Different kinds of brute force attacks require different tools. Below are a few common brute force tools and their use cases.
- Hashcat: State-of-the-art offline password cracking. This tool offloads work to the graphics processing unit (GPU), which makes it very fast.
- Aircrack-ng: Wi-Fi password cracking. Aircrack-ng monitors encrypted Wi-Fi traffic and uses a variety of brute-force-based attacks to find the network password.
- RainbowCrack: Offline password cracking with rainbow tables. Instead of computing the hash for every possible password, RainbowCrack takes advantage of precomputed hashes.
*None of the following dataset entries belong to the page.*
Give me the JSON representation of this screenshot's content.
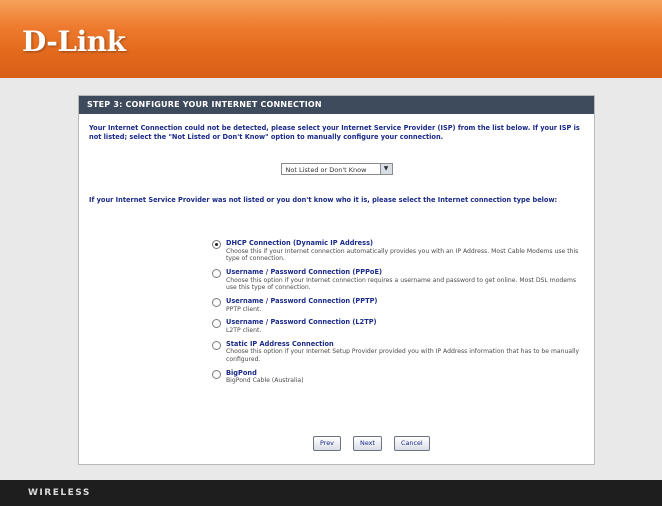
{
  "header": {
    "logo_text": "D-Link",
    "background_color": "#e36a1d"
  },
  "panel": {
    "title": "STEP 3: CONFIGURE YOUR INTERNET CONNECTION",
    "intro": "Your Internet Connection could not be detected, please select your Internet Service Provider (ISP) from the list below. If your ISP is not listed; select the \"Not Listed or Don't Know\" option to manually configure your connection.",
    "isp_select": {
      "selected": "Not Listed or Don't Know"
    },
    "second_intro": "If your Internet Service Provider was not listed or you don't know who it is, please select the Internet connection type below:",
    "options": [
      {
        "title": "DHCP Connection (Dynamic IP Address)",
        "desc": "Choose this if your Internet connection automatically provides you with an IP Address. Most Cable Modems use this type of connection.",
        "checked": true
      },
      {
        "title": "Username / Password Connection (PPPoE)",
        "desc": "Choose this option if your Internet connection requires a username and password to get online. Most DSL modems use this type of connection.",
        "checked": false
      },
      {
        "title": "Username / Password Connection (PPTP)",
        "desc": "PPTP client.",
        "checked": false
      },
      {
        "title": "Username / Password Connection (L2TP)",
        "desc": "L2TP client.",
        "checked": false
      },
      {
        "title": "Static IP Address Connection",
        "desc": "Choose this option if your Internet Setup Provider provided you with IP Address information that has to be manually configured.",
        "checked": false
      },
      {
        "title": "BigPond",
        "desc": "BigPond Cable (Australia)",
        "checked": false
      }
    ],
    "buttons": {
      "prev": "Prev",
      "next": "Next",
      "cancel": "Cancel"
    }
  },
  "footer": {
    "text": "WIRELESS"
  }
}
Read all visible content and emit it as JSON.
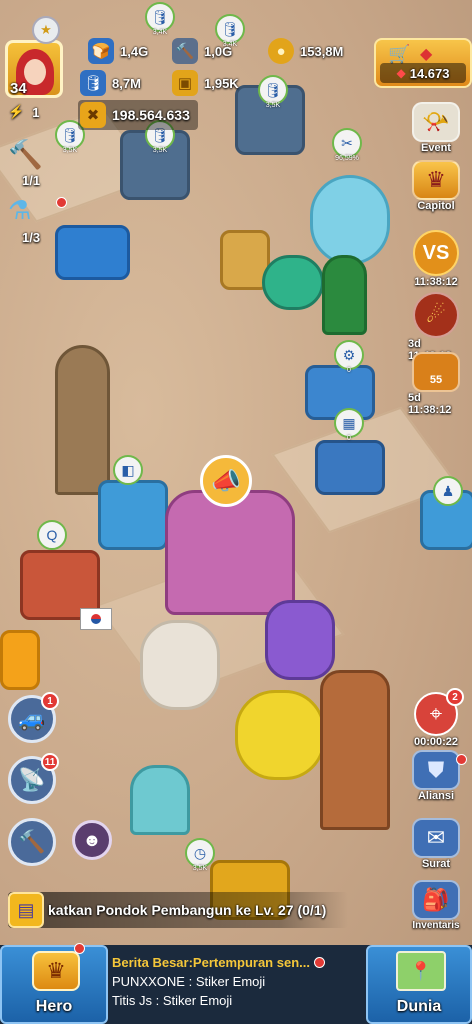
{
  "player": {
    "level": "34",
    "energy": "1",
    "power": "198.564.633"
  },
  "resources": [
    {
      "name": "food",
      "value": "1,4G",
      "icon": "🍞",
      "color": "#2f6fc2"
    },
    {
      "name": "iron",
      "value": "1,0G",
      "icon": "🔨",
      "color": "#5b6f8c"
    },
    {
      "name": "coin",
      "value": "153,8M",
      "icon": "●",
      "color": "#e2a41a"
    },
    {
      "name": "oil",
      "value": "8,7M",
      "icon": "🛢",
      "color": "#2f6fc2"
    },
    {
      "name": "ticket",
      "value": "1,95K",
      "icon": "▣",
      "color": "#e2a41a"
    }
  ],
  "shop": {
    "gems": "14.673"
  },
  "side_counters": {
    "builder": "1/1",
    "research": "1/3"
  },
  "map_labels": {
    "b1": "3,4K",
    "b2": "3,4K",
    "b3": "3,5K",
    "b4": "3,5K",
    "b5": "3,5K",
    "b6": "96,59%",
    "b7": "0",
    "b8": "0",
    "b9": "3,5K"
  },
  "right_menu": {
    "event": "Event",
    "capitol": "Capitol",
    "vs_timer": "11:38:12",
    "timer2": "3d 11:48:12",
    "timer3": "5d 11:38:12",
    "level_badge": "55"
  },
  "target_timer": "00:00:22",
  "target_badge": "2",
  "alliance": "Aliansi",
  "mail": "Surat",
  "inventory": "Inventaris",
  "left_buttons": {
    "car_badge": "1",
    "radar_badge": "11"
  },
  "quest": "katkan Pondok Pembangun ke Lv. 27 (0/1)",
  "bottom": {
    "hero": "Hero",
    "world": "Dunia",
    "news": "Berita Besar:Pertempuran sen...",
    "chat": [
      {
        "user": "PUNXXONE",
        "msg": "Stiker Emoji"
      },
      {
        "user": "Titis Js",
        "msg": "Stiker Emoji"
      }
    ]
  }
}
- Ncrack: Online network authentication hacking. Hackers who want to attack the Microsoft remote desktop protocol, SSH, or an encrypted email connection can use Ncrack. It also supports attacks other than those involving brute force.
Frequently asked questions
Strong passwords. The time to crack a password increases exponentially as the password gets longer and more complex. Dictionary attacks are made way more difficult with complex, unique passwords. Using a password manager is a good idea as well.
No. Mounting a brute force attack is illegal. In fact, it may be a felony under the Computer Fraud and Abuse Act in the United States. Other countries have similar laws.
Testing your own server with brute force tools is legal. Make sure to have written permission if you’re testing someone else’s server.
It depends on lots of factors, but hackers can test millions or billions of passwords per second under the right conditions. Offline brute force attacks are way faster than online attacks. Online attacks, especially when the service uses rate limiting, are very slow.
Although the efficiency of brute force attacks differs based on the technique and computing power, they can be extremely fast in many cases.
As long as it takes to guess your password. Standard encryption systems generate a key from your password and then encrypt your data with that key. Although strong encryption like 256-bit AES is extremely difficult to crack by guessing the key, it’s much quicker to guess the password.
Hackers can also employ dictionary attacks to make encryption-cracking faster. No matter what, make sure that your encryption password is especially strong.